France's conservative government adopted a plan Wednesday that would allow companies and employees to get around 35-hour workweek rules that critics say has restricted economic growth.
Rail workers, teachers and other public servants went on strike this week and union activists marched in protests nationwide to voice opposition to the plan.
The Cabinet's proposal, which goes next to parliament for debate, is the latest effort to roll back the work-share scheme introduced by a Socialist government 10 years ago. Successive conservative governments have already chipped away at it.
Sign Up and Save
Get six months of free digital access to The Charlotte Observer
The plan would retain the legal limit on working hours but allow companies to negotiate opt-outs with employees. Associated Press
Revenue at the nation's Indian casinos grew 5 percent in 2007, significantly slower than in years past but still outpacing the growth rate at Nevada casinos amid a sluggish economy.
Figures from the National Indian Gaming Commission, obtained by The Associated Press Wednesday ahead of their public release, show that Indian casinos took in $26 billion in gambling revenue in 2007, up from $24.9 billion in 2006.
Nevada casinos took in $12.85 billion in gambling revenue last year, up 1.8 percent from the year before.
“The continued growth is significant considering recent economic struggles throughout the country,” said commission Chairman Philip Hogen. “Indian gaming continues to be an important factor in local economies.”
The 5 percent increase in 2007 marked the first time in more than a decade that tribal gambling did not enjoy double-digit growth from one year to the next.

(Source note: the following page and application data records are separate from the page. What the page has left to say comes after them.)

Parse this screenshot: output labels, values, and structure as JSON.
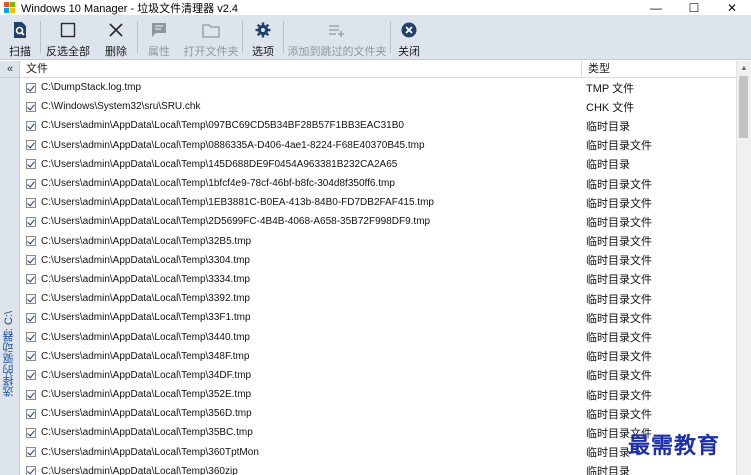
{
  "window": {
    "title": "Windows 10 Manager - 垃圾文件清理器 v2.4",
    "minimize": "—",
    "maximize": "☐",
    "close": "✕"
  },
  "toolbar": {
    "scan": "扫描",
    "invert_all": "反选全部",
    "delete": "删除",
    "properties": "属性",
    "open_folder": "打开文件夹",
    "options": "选项",
    "add_to_skip": "添加到跳过的文件夹",
    "close": "关闭"
  },
  "left_panel": {
    "collapse": "«",
    "drive_label": "选择的驱动器: C:\\"
  },
  "list": {
    "columns": {
      "file": "文件",
      "type": "类型"
    },
    "rows": [
      {
        "path": "C:\\DumpStack.log.tmp",
        "type": "TMP 文件"
      },
      {
        "path": "C:\\Windows\\System32\\sru\\SRU.chk",
        "type": "CHK 文件"
      },
      {
        "path": "C:\\Users\\admin\\AppData\\Local\\Temp\\097BC69CD5B34BF28B57F1BB3EAC31B0",
        "type": "临时目录"
      },
      {
        "path": "C:\\Users\\admin\\AppData\\Local\\Temp\\0886335A-D406-4ae1-8224-F68E40370B45.tmp",
        "type": "临时目录文件"
      },
      {
        "path": "C:\\Users\\admin\\AppData\\Local\\Temp\\145D688DE9F0454A963381B232CA2A65",
        "type": "临时目录"
      },
      {
        "path": "C:\\Users\\admin\\AppData\\Local\\Temp\\1bfcf4e9-78cf-46bf-b8fc-304d8f350ff6.tmp",
        "type": "临时目录文件"
      },
      {
        "path": "C:\\Users\\admin\\AppData\\Local\\Temp\\1EB3881C-B0EA-413b-84B0-FD7DB2FAF415.tmp",
        "type": "临时目录文件"
      },
      {
        "path": "C:\\Users\\admin\\AppData\\Local\\Temp\\2D5699FC-4B4B-4068-A658-35B72F998DF9.tmp",
        "type": "临时目录文件"
      },
      {
        "path": "C:\\Users\\admin\\AppData\\Local\\Temp\\32B5.tmp",
        "type": "临时目录文件"
      },
      {
        "path": "C:\\Users\\admin\\AppData\\Local\\Temp\\3304.tmp",
        "type": "临时目录文件"
      },
      {
        "path": "C:\\Users\\admin\\AppData\\Local\\Temp\\3334.tmp",
        "type": "临时目录文件"
      },
      {
        "path": "C:\\Users\\admin\\AppData\\Local\\Temp\\3392.tmp",
        "type": "临时目录文件"
      },
      {
        "path": "C:\\Users\\admin\\AppData\\Local\\Temp\\33F1.tmp",
        "type": "临时目录文件"
      },
      {
        "path": "C:\\Users\\admin\\AppData\\Local\\Temp\\3440.tmp",
        "type": "临时目录文件"
      },
      {
        "path": "C:\\Users\\admin\\AppData\\Local\\Temp\\348F.tmp",
        "type": "临时目录文件"
      },
      {
        "path": "C:\\Users\\admin\\AppData\\Local\\Temp\\34DF.tmp",
        "type": "临时目录文件"
      },
      {
        "path": "C:\\Users\\admin\\AppData\\Local\\Temp\\352E.tmp",
        "type": "临时目录文件"
      },
      {
        "path": "C:\\Users\\admin\\AppData\\Local\\Temp\\356D.tmp",
        "type": "临时目录文件"
      },
      {
        "path": "C:\\Users\\admin\\AppData\\Local\\Temp\\35BC.tmp",
        "type": "临时目录文件"
      },
      {
        "path": "C:\\Users\\admin\\AppData\\Local\\Temp\\360TptMon",
        "type": "临时目录"
      },
      {
        "path": "C:\\Users\\admin\\AppData\\Local\\Temp\\360zip",
        "type": "临时目录"
      }
    ]
  },
  "scrollbar": {
    "up": "▲",
    "down": "▼"
  },
  "watermark": "最需教育",
  "colors": {
    "toolbar_bg": "#dde4ec",
    "drive_label": "#1f4f9c",
    "watermark": "#1c2fa8",
    "accent_icon": "#24416b"
  }
}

Associated Press
The investment bank Morgan Stanley, with its core securities trading business continuing to feel the tight credit market, reported a 58 percent decrease in net profit on Wednesday.

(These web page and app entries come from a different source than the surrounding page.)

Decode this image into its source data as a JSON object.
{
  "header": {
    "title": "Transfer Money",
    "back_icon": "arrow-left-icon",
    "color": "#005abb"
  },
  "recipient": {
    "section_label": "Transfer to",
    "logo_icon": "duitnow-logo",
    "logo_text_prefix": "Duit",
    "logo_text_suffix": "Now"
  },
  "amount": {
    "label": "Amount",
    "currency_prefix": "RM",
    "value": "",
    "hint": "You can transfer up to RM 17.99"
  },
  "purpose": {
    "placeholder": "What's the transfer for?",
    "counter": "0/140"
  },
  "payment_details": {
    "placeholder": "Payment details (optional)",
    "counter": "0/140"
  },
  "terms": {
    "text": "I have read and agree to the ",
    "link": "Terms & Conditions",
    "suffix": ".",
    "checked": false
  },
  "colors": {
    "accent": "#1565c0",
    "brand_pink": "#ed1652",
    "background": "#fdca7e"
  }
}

The results were broadly in line with analysts' expectations, although disappointing to a firm that has traditionally held itself up to be a standard bearer on Wall Street, especially in light of the strong results reported Tuesday by its rival Goldman Sachs.
But during a stretch of time that has seen the demise of one firm, Bear Stearns, and persistent speculation about another, Lehman Brothers, Morgan's ability to generate a billion dollar profit, escape large write downs and not have to raise capital represents a small step forward.
Net profit of $1 billion, or 95 cents a share, was down 58 percent, from $2.58 billion, or $2.45 a share, in the period a year ago and 34 percent from the first quarter. New York Times